After reading recaps and reports of commencement speech after commencement speech, what seems to be a trend this year was the blunt advice of the notable leaders who are encouraging the graduating class to “be the change [they] wish to see in the world,” which was first made famous by Gandhi.
They were telling students to put their money (or their actions in most cases) where their mouth was by encouraging students who said that they would like America to offer better housing options for more reasonable prices to become construction contractors and work to build those efforts, literally.
Speakers were also advocating for graduates to realize that if they want cheaper products, but improved working conditions for employees, new procedures were going to need to be created by human resource personnel and they’ll need engineers to keep researching alternative production.
They want students, who are advocating for more affordable services and products for the masses, to figure out better, more efficient ways of production and improved means of getting those products from the factories to the consumers and with a lower cost.
They want graduates to also realize that America has come a long way from the industrial age, and that new technology has progressed our nation into a state of high expectations but low initiative.
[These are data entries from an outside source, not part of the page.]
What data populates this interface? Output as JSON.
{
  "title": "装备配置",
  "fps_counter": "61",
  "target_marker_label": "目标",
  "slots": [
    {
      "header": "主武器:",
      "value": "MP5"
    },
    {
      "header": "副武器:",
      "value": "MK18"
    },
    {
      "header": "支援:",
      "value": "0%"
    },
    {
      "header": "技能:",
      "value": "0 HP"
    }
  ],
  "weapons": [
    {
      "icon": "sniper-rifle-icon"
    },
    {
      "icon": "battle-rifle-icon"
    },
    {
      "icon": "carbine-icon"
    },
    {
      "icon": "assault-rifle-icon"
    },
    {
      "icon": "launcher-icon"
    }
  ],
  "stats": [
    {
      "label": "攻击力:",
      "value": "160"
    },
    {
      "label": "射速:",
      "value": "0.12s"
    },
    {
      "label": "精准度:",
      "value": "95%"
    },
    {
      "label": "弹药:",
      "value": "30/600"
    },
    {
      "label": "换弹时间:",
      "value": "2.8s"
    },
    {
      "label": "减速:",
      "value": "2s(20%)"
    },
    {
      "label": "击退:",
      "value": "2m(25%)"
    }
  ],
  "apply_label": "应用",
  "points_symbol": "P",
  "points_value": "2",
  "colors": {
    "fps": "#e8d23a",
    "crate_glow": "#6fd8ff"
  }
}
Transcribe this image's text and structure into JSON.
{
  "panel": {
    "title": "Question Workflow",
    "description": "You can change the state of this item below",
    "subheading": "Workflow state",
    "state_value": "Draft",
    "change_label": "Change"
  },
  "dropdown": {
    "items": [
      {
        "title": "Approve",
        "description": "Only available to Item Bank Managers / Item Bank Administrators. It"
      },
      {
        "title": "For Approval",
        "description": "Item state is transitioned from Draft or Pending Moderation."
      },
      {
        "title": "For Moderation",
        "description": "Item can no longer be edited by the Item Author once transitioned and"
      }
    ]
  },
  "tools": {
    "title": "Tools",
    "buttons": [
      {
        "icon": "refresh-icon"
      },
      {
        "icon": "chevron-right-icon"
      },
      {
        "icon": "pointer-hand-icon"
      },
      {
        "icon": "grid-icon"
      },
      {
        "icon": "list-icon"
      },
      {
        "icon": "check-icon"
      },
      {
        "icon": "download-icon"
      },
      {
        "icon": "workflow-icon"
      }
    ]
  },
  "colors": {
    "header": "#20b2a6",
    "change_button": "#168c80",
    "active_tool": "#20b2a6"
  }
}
Comparing that by the end of the 20th century, more Americans had Internet access than those at the beginning of the century who were connected to a sewage line or had running water.
So as graduates embark on their careers, the speakers remind them that the power is within them, and that they don’t need big business or government agencies to assist them in achieving their dreams.
After all, the Wright brothers were the ones to give this country the wings to soar, not the Federal Aviation Administration.